Sam Swanson opened the scoring for the Hawks which took a 1-0 lead after one period.The teams exchanged second period goals. Austin Lindsay evening the game before Spencer McLean regained the lead for Beaver Valley, scoring with five minutes remaining in the frame.Leafs took the play to Beaver Valley in the third, out shooting the Hawks 22-6 in the period.Leaf captain Aaron Dunlap finally solved Hawks netminder Conner Schamerhorn with 18 seconds remaining in the game to send the contest into overtime.The shots in the game were even at 38-38.Schamerhorn registered the win for the defending KIJHL champs.The game was the final regulation clash between the two teams, with Beaver Valley, now leading the Murdoch Division by seven points over Castlegar, taking the season series 4-3-1.The teams now meeting in the first round of the best-of-seven Murdoch playoffs beginning in the middle of February. When the Nelson Leafs meet the Beaver Valley Nitehawks later this month in the first round of the Kootenay International Junior Hockey League playoffs, hockey fans are in for a treat.Jacob Boyczuk scored at 3:32 of overtime to give the Hawks a thrilling 3-2 victory Tuesday night in Fruitvale.The contest was the second time in as many games Beaver Valley has defeated the Leafs.However, both of those games were one-goal affairs, setting up what promises to be a tight Murdoch semi final series.
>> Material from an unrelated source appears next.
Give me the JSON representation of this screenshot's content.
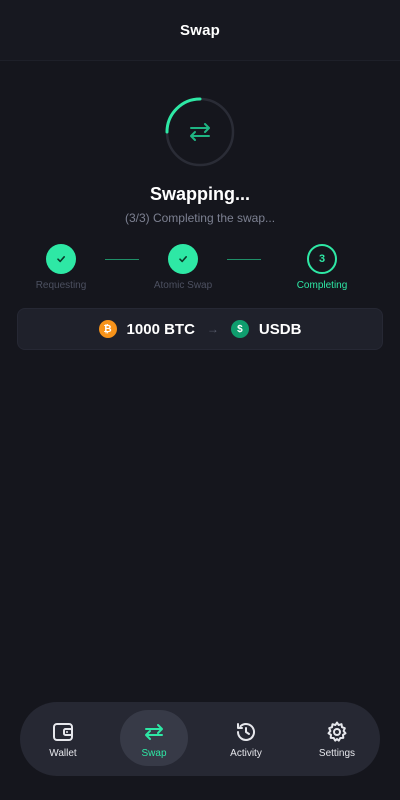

State Rep. Al Pscholka congratulates legislative office interns Kyle O’Meara and Kaue Gobbi on receiving the Daniel Rosenthal Legislative Intern and Vernon Ehlers Intern awards. O’Meara won the Rosenthal award and was closely followed by third runner-up Gobbi, who won the Ehlers award.Daniel Rosenthal was one of Michigan State University’s first Legislative Student Intern Program participants in early 1977. After his untimely passing in June of the same year, his family established the award to pay tribute to Daniel’s life and his experience in Lansing. The award has been administered to university students in Michigan for more than 35 years, and is intended to recognize enthusiasm, intelligence, sincerity and dedication to the applicants’ interning experiences.“It was very fulfilling to work in an office representing my hometown,” said O’Meara. “I was very pleased to have been so welcomed by both Representative Pscholka and his staff to help aid them in their tradition of excellent constituent services.”O’Meara, who hails from St. Joseph, will be graduating from the University of Michigan with a bachelor’s degree in public policy and a minor in economics from the Gerald R. Ford School of Public Policy in May, 2015. Following his graduation, he will be continuing on to Ohio State University’s Moritz College of Law.Gobbi—an international student from Brazil—will be graduating in December 2016, with a double-major in international relations and economics from Michigan State University. He plans to pursue a master’s degree in international law following graduation next year.“Interning for Rep. Pscholka has been an enlightening experience,” said Gobbi. “It gave me the opportunity to discover what issues affect the people of Michigan, what goes on inside of the Capitol and the general procedures of the American political system.”Rep. Pscholka said it was a great experience for him and his staff to have such knowledgeable, diverse and driven student interns.“It’s been extremely encouraging to have such outstanding students on staff,” said Rep. Pscholka, R-Stevensville. “They’ve done a great job helping the residents of the 79th District and I wish they weren’t leaving us just yet. Both Kyle and Kaue will leave a lasting impression on my staff and I, and I’m excited to see what great things these two young men do in the future.”O’Meara and Gobbi were recognized for their achievements on the House floor on April 30.###State Rep. Al Pscholka, R-Stevensville, is joined on the House floor by guests Kaue Gobbi, left, and Kyle O’Meara, right, on April 30 in recognition for their achievements as legislative interns. O’Meara won the Daniel Rosenthal Legislative Intern Award and Gobbi won the Vernon Ehlers Intern Award. Categories: News 30Apr Rep. Pscholka congratulates interns on awards, office achievements